• **Goal of the exercise**: Copy each record exactly as it reads, leaving out any pictures it holds.

Page and application data records:
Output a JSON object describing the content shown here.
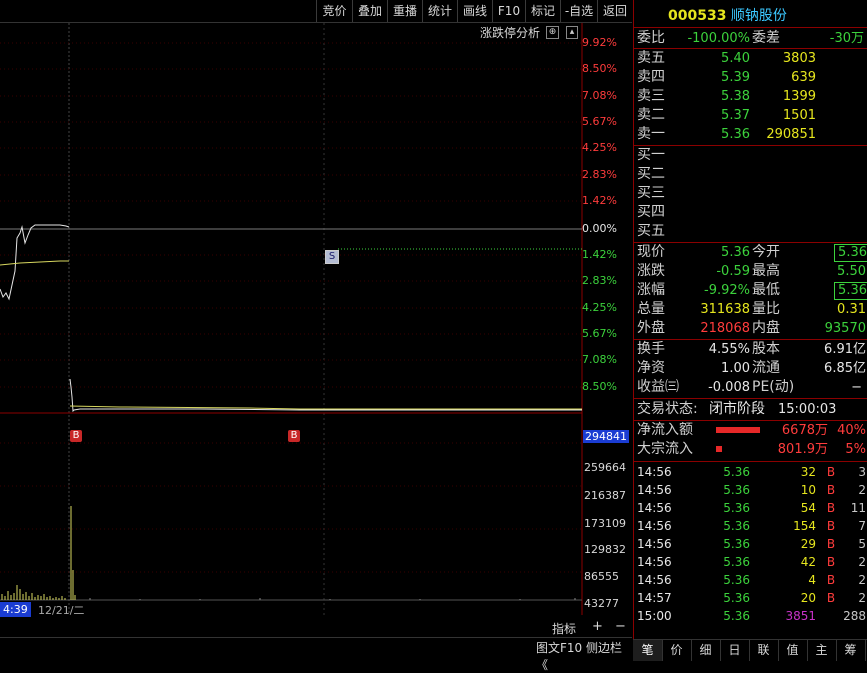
{
  "toolbar": {
    "items": [
      "竞价",
      "叠加",
      "重播",
      "统计",
      "画线",
      "F10",
      "标记",
      "-自选",
      "返回"
    ]
  },
  "chart": {
    "panel_title": "涨跌停分析",
    "pct_labels_up": [
      "9.92%",
      "8.50%",
      "7.08%",
      "5.67%",
      "4.25%",
      "2.83%",
      "1.42%"
    ],
    "pct_zero": "0.00%",
    "pct_labels_down": [
      "1.42%",
      "2.83%",
      "4.25%",
      "5.67%",
      "7.08%",
      "8.50%"
    ],
    "vol_labels": [
      "294841",
      "259664",
      "216387",
      "173109",
      "129832",
      "86555",
      "43277"
    ],
    "time_left": "4:39",
    "date_label": "12/21/二",
    "markers": {
      "s": "S",
      "b": "B"
    },
    "bottom_buttons": {
      "indicator": "指标",
      "plus": "+",
      "minus": "−"
    },
    "footer_right": "图文F10 侧边栏 《"
  },
  "stock": {
    "code": "000533",
    "name": "顺钠股份"
  },
  "weibi": {
    "label": "委比",
    "value": "-100.00%",
    "wc_label": "委差",
    "wc_value": "-30万"
  },
  "sell": [
    {
      "label": "卖五",
      "price": "5.40",
      "vol": "3803"
    },
    {
      "label": "卖四",
      "price": "5.39",
      "vol": "639"
    },
    {
      "label": "卖三",
      "price": "5.38",
      "vol": "1399"
    },
    {
      "label": "卖二",
      "price": "5.37",
      "vol": "1501"
    },
    {
      "label": "卖一",
      "price": "5.36",
      "vol": "290851"
    }
  ],
  "buy": [
    "买一",
    "买二",
    "买三",
    "买四",
    "买五"
  ],
  "quote": [
    {
      "l1": "现价",
      "v1": "5.36",
      "l2": "今开",
      "v2": "5.36"
    },
    {
      "l1": "涨跌",
      "v1": "-0.59",
      "l2": "最高",
      "v2": "5.50"
    },
    {
      "l1": "涨幅",
      "v1": "-9.92%",
      "l2": "最低",
      "v2": "5.36"
    },
    {
      "l1": "总量",
      "v1": "311638",
      "l2": "量比",
      "v2": "0.31"
    },
    {
      "l1": "外盘",
      "v1": "218068",
      "l2": "内盘",
      "v2": "93570"
    }
  ],
  "stats": [
    {
      "l1": "换手",
      "v1": "4.55%",
      "l2": "股本",
      "v2": "6.91亿"
    },
    {
      "l1": "净资",
      "v1": "1.00",
      "l2": "流通",
      "v2": "6.85亿"
    },
    {
      "l1": "收益㈢",
      "v1": "-0.008",
      "l2": "PE(动)",
      "v2": "−"
    }
  ],
  "trade_status": {
    "label": "交易状态:",
    "value": "闭市阶段",
    "time": "15:00:03"
  },
  "flows": [
    {
      "label": "净流入额",
      "value": "6678万",
      "pct": "40%",
      "bar_fraction": 0.4
    },
    {
      "label": "大宗流入",
      "value": "801.9万",
      "pct": "5%",
      "bar_fraction": 0.05
    }
  ],
  "ticks": [
    {
      "time": "14:56",
      "price": "5.36",
      "vol": "32",
      "bs": "B",
      "n": "3"
    },
    {
      "time": "14:56",
      "price": "5.36",
      "vol": "10",
      "bs": "B",
      "n": "2"
    },
    {
      "time": "14:56",
      "price": "5.36",
      "vol": "54",
      "bs": "B",
      "n": "11"
    },
    {
      "time": "14:56",
      "price": "5.36",
      "vol": "154",
      "bs": "B",
      "n": "7"
    },
    {
      "time": "14:56",
      "price": "5.36",
      "vol": "29",
      "bs": "B",
      "n": "5"
    },
    {
      "time": "14:56",
      "price": "5.36",
      "vol": "42",
      "bs": "B",
      "n": "2"
    },
    {
      "time": "14:56",
      "price": "5.36",
      "vol": "4",
      "bs": "B",
      "n": "2"
    },
    {
      "time": "14:57",
      "price": "5.36",
      "vol": "20",
      "bs": "B",
      "n": "2"
    },
    {
      "time": "15:00",
      "price": "5.36",
      "vol": "3851",
      "bs": "",
      "n": "288"
    }
  ],
  "tabs": [
    "笔",
    "价",
    "细",
    "日",
    "联",
    "值",
    "主",
    "筹"
  ],
  "colors": {
    "up": "#ff3c3c",
    "down": "#3cd23c",
    "neutral": "#e6e6e6",
    "accent": "#e6e61e",
    "frame": "#8b0000"
  }
}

• **Task answer**:
Output a JSON object describing the content shown here.
{
  "toolbar": {
    "items": [
      "竞价",
      "叠加",
      "重播",
      "统计",
      "画线",
      "F10",
      "标记",
      "-自选",
      "返回"
    ]
  },
  "chart": {
    "panel_title": "涨跌停分析",
    "pct_labels_up": [
      "9.92%",
      "8.50%",
      "7.08%",
      "5.67%",
      "4.25%",
      "2.83%",
      "1.42%"
    ],
    "pct_zero": "0.00%",
    "pct_labels_down": [
      "1.42%",
      "2.83%",
      "4.25%",
      "5.67%",
      "7.08%",
      "8.50%"
    ],
    "vol_labels": [
      "294841",
      "259664",
      "216387",
      "173109",
      "129832",
      "86555",
      "43277"
    ],
    "time_left": "4:39",
    "date_label": "12/21/二",
    "markers": {
      "s": "S",
      "b": "B"
    },
    "bottom_buttons": {
      "indicator": "指标",
      "plus": "+",
      "minus": "−"
    },
    "footer_right": "图文F10 侧边栏 《"
  },
  "stock": {
    "code": "000533",
    "name": "顺钠股份"
  },
  "weibi": {
    "label": "委比",
    "value": "-100.00%",
    "wc_label": "委差",
    "wc_value": "-30万"
  },
  "sell": [
    {
      "label": "卖五",
      "price": "5.40",
      "vol": "3803"
    },
    {
      "label": "卖四",
      "price": "5.39",
      "vol": "639"
    },
    {
      "label": "卖三",
      "price": "5.38",
      "vol": "1399"
    },
    {
      "label": "卖二",
      "price": "5.37",
      "vol": "1501"
    },
    {
      "label": "卖一",
      "price": "5.36",
      "vol": "290851"
    }
  ],
  "buy": [
    "买一",
    "买二",
    "买三",
    "买四",
    "买五"
  ],
  "quote": [
    {
      "l1": "现价",
      "v1": "5.36",
      "l2": "今开",
      "v2": "5.36"
    },
    {
      "l1": "涨跌",
      "v1": "-0.59",
      "l2": "最高",
      "v2": "5.50"
    },
    {
      "l1": "涨幅",
      "v1": "-9.92%",
      "l2": "最低",
      "v2": "5.36"
    },
    {
      "l1": "总量",
      "v1": "311638",
      "l2": "量比",
      "v2": "0.31"
    },
    {
      "l1": "外盘",
      "v1": "218068",
      "l2": "内盘",
      "v2": "93570"
    }
  ],
  "stats": [
    {
      "l1": "换手",
      "v1": "4.55%",
      "l2": "股本",
      "v2": "6.91亿"
    },
    {
      "l1": "净资",
      "v1": "1.00",
      "l2": "流通",
      "v2": "6.85亿"
    },
    {
      "l1": "收益㈢",
      "v1": "-0.008",
      "l2": "PE(动)",
      "v2": "−"
    }
  ],
  "trade_status": {
    "label": "交易状态:",
    "value": "闭市阶段",
    "time": "15:00:03"
  },
  "flows": [
    {
      "label": "净流入额",
      "value": "6678万",
      "pct": "40%",
      "bar_fraction": 0.4
    },
    {
      "label": "大宗流入",
      "value": "801.9万",
      "pct": "5%",
      "bar_fraction": 0.05
    }
  ],
  "ticks": [
    {
      "time": "14:56",
      "price": "5.36",
      "vol": "32",
      "bs": "B",
      "n": "3"
    },
    {
      "time": "14:56",
      "price": "5.36",
      "vol": "10",
      "bs": "B",
      "n": "2"
    },
    {
      "time": "14:56",
      "price": "5.36",
      "vol": "54",
      "bs": "B",
      "n": "11"
    },
    {
      "time": "14:56",
      "price": "5.36",
      "vol": "154",
      "bs": "B",
      "n": "7"
    },
    {
      "time": "14:56",
      "price": "5.36",
      "vol": "29",
      "bs": "B",
      "n": "5"
    },
    {
      "time": "14:56",
      "price": "5.36",
      "vol": "42",
      "bs": "B",
      "n": "2"
    },
    {
      "time": "14:56",
      "price": "5.36",
      "vol": "4",
      "bs": "B",
      "n": "2"
    },
    {
      "time": "14:57",
      "price": "5.36",
      "vol": "20",
      "bs": "B",
      "n": "2"
    },
    {
      "time": "15:00",
      "price": "5.36",
      "vol": "3851",
      "bs": "",
      "n": "288"
    }
  ],
  "tabs": [
    "笔",
    "价",
    "细",
    "日",
    "联",
    "值",
    "主",
    "筹"
  ],
  "colors": {
    "up": "#ff3c3c",
    "down": "#3cd23c",
    "neutral": "#e6e6e6",
    "accent": "#e6e61e",
    "frame": "#8b0000"
  }
}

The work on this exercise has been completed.